Provided records START

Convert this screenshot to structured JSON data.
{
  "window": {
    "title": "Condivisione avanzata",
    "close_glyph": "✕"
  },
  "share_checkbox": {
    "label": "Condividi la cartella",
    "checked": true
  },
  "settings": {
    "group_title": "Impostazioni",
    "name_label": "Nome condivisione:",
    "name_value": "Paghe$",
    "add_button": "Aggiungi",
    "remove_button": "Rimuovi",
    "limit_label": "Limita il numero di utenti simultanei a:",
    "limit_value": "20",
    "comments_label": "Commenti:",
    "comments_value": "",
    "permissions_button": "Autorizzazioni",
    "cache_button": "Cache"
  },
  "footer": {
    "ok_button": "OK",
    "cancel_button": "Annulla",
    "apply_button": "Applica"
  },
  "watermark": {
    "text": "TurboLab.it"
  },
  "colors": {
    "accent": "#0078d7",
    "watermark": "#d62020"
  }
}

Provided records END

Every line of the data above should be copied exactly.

§ **Finished exercise**
Convert this screenshot to structured JSON data.
{
  "window": {
    "title": "Condivisione avanzata",
    "close_glyph": "✕"
  },
  "share_checkbox": {
    "label": "Condividi la cartella",
    "checked": true
  },
  "settings": {
    "group_title": "Impostazioni",
    "name_label": "Nome condivisione:",
    "name_value": "Paghe$",
    "add_button": "Aggiungi",
    "remove_button": "Rimuovi",
    "limit_label": "Limita il numero di utenti simultanei a:",
    "limit_value": "20",
    "comments_label": "Commenti:",
    "comments_value": "",
    "permissions_button": "Autorizzazioni",
    "cache_button": "Cache"
  },
  "footer": {
    "ok_button": "OK",
    "cancel_button": "Annulla",
    "apply_button": "Applica"
  },
  "watermark": {
    "text": "TurboLab.it"
  },
  "colors": {
    "accent": "#0078d7",
    "watermark": "#d62020"
  }
}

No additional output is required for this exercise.